Thus, it is the belief or disbelief in life after death which makes man adopt different courses in life. For one who does not believe in the Day of Judgment it is absolutely impossible to fashion his life as suggested by Islam. Islam says: \”In the way of God give zakat (charity) to the poor.\” His answer is: \”No, zakat will diminish my wealth; I will, instead, take interest on my money.\” And in its collection, he would not hesitate to get attached each and everything belonging to the debtors, though they be poor, or hunger stricken. Islam says: \”Always speak the truth and shun lying, though you may gain ever so much by lying and lose ever so much by speaking the truth.\” But his reply would be: \” Well, what shall I do with a truth which is of no use to me here, and which instead brings loss to me; and why should I avoid lying where it can bring benefit to me without any risk, even that of a bad name?\” He visits a lonely place and finds a precious metal lying there; in such a situation Islam says: \”This is not your property, do not take it”; but he would say: \”This is a thing I have come by without any cost or trouble; why should I not have it? There is no one to see this pick-up, who might report it to the police or give evidence against me in a court of law, to give me a bad name among the people.

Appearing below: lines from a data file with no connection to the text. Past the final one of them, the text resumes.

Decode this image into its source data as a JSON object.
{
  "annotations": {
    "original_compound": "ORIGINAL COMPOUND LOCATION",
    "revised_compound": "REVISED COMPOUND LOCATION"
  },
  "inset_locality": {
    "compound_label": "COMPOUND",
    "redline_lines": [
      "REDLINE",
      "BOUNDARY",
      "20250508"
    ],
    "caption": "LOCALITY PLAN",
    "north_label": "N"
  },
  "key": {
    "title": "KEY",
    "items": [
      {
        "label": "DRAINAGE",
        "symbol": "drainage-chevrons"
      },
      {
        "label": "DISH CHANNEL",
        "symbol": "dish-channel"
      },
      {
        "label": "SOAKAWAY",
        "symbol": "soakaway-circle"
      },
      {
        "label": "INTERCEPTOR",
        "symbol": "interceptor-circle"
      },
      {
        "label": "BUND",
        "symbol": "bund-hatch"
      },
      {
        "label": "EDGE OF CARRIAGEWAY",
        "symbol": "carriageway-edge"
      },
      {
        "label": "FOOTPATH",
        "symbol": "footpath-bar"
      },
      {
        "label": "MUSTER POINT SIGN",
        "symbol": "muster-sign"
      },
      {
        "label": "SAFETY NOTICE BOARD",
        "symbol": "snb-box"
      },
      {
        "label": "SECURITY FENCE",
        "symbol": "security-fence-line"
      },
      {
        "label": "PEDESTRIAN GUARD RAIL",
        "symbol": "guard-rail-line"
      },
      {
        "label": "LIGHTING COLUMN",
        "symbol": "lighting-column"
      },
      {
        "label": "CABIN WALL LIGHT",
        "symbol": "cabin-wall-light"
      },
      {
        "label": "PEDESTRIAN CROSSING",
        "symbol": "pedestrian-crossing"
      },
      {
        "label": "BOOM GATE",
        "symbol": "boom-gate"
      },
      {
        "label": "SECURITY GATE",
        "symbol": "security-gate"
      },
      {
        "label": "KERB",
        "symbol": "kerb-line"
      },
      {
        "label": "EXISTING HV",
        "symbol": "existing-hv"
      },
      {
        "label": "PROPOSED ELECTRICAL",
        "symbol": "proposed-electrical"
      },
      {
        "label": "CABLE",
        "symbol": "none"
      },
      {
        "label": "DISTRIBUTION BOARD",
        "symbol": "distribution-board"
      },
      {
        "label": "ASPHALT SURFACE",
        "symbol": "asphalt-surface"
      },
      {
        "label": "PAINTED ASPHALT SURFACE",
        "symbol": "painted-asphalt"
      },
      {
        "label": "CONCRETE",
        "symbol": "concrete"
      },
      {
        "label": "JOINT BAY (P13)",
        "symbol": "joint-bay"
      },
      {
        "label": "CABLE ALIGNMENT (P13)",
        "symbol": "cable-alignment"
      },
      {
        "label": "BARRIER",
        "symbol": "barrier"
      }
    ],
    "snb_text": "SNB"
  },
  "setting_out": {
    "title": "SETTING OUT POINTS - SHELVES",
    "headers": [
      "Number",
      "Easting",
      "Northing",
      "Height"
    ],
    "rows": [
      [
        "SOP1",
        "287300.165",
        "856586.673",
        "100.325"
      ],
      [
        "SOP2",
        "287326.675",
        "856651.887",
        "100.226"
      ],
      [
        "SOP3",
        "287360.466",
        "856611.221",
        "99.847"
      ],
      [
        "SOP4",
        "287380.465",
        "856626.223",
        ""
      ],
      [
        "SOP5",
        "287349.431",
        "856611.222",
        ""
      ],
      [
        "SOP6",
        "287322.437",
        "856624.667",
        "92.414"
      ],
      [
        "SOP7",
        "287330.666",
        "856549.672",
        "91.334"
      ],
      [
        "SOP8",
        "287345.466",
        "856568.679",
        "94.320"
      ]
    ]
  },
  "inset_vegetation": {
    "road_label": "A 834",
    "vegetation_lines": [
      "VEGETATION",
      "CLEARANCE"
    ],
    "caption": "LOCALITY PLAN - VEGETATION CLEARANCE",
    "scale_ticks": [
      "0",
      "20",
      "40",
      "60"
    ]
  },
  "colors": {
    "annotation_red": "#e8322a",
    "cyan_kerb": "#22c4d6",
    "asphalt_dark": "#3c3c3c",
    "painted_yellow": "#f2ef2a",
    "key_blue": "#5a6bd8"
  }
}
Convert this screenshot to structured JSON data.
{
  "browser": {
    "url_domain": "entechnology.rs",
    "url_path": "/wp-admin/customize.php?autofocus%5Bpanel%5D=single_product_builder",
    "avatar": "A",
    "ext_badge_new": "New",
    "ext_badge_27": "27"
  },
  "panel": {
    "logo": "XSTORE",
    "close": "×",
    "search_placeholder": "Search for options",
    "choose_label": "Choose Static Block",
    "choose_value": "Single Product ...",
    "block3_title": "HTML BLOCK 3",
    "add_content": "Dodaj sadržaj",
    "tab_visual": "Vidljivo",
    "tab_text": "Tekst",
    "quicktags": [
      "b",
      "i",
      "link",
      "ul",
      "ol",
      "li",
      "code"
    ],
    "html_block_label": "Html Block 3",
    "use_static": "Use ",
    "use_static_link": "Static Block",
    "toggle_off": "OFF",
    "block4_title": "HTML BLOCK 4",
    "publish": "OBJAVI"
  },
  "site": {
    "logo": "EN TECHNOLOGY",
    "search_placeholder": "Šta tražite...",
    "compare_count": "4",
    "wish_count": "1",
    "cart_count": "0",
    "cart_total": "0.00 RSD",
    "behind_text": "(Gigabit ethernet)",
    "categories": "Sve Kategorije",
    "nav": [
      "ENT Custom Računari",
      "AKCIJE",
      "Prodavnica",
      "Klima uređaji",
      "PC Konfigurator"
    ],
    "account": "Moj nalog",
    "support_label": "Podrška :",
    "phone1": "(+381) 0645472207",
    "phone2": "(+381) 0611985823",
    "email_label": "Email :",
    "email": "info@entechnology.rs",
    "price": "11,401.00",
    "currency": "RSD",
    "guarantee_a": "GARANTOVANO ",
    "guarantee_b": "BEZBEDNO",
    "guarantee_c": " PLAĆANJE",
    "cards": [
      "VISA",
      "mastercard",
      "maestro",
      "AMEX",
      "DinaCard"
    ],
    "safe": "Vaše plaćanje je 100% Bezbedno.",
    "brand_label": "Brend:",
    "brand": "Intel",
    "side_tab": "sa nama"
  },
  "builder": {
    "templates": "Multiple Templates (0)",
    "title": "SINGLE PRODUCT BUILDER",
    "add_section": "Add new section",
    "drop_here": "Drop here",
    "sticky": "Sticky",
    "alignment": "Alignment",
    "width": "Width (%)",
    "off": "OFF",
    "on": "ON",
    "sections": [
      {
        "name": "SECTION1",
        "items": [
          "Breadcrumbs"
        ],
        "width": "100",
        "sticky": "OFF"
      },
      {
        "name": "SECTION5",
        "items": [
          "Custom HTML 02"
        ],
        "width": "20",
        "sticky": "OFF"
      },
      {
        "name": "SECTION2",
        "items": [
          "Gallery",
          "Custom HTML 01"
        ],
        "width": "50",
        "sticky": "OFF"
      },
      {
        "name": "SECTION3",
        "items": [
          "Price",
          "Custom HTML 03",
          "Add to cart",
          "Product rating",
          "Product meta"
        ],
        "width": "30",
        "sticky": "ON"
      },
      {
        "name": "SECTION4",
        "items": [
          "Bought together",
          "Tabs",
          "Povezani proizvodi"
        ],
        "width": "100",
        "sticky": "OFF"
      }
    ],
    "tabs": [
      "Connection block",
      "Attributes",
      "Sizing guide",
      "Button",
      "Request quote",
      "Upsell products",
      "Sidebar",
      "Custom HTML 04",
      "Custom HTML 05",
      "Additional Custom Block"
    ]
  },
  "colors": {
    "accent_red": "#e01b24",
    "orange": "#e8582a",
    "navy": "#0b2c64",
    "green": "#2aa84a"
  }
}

Why should I not make use of this valuable?\” Someone secretly keeps a deposit with this man, and after that that he dies. Islam says: \”Be honest with the property deposited with you and give it over to the heirs of the deceased.\” He says: \”Why? There is no evidence of his property being with me; his children also have no knowledge about it. When I can appropriate it without any difficulty, without any fear of legal claim, or stain on my reputation, why should I not do so?\” In short, at every step-in life, Islam will direct him to walk in a course of behavior; but he will take recourse to the opposite direction. For Islam Measures and values everything from the viewpoint of its everlasting consequence; while such a person always has in view only the immediate and earthly outcome. Now, you can understand why a man cannot be a Muslim without belief in the Day of Judgment. To be a Muslim is a very great thing; the fact is that one cannot even become a good man without this belief, for the denial of the Day of Judgment degrades man from humanity to a place even lower than that of the lowest of animals.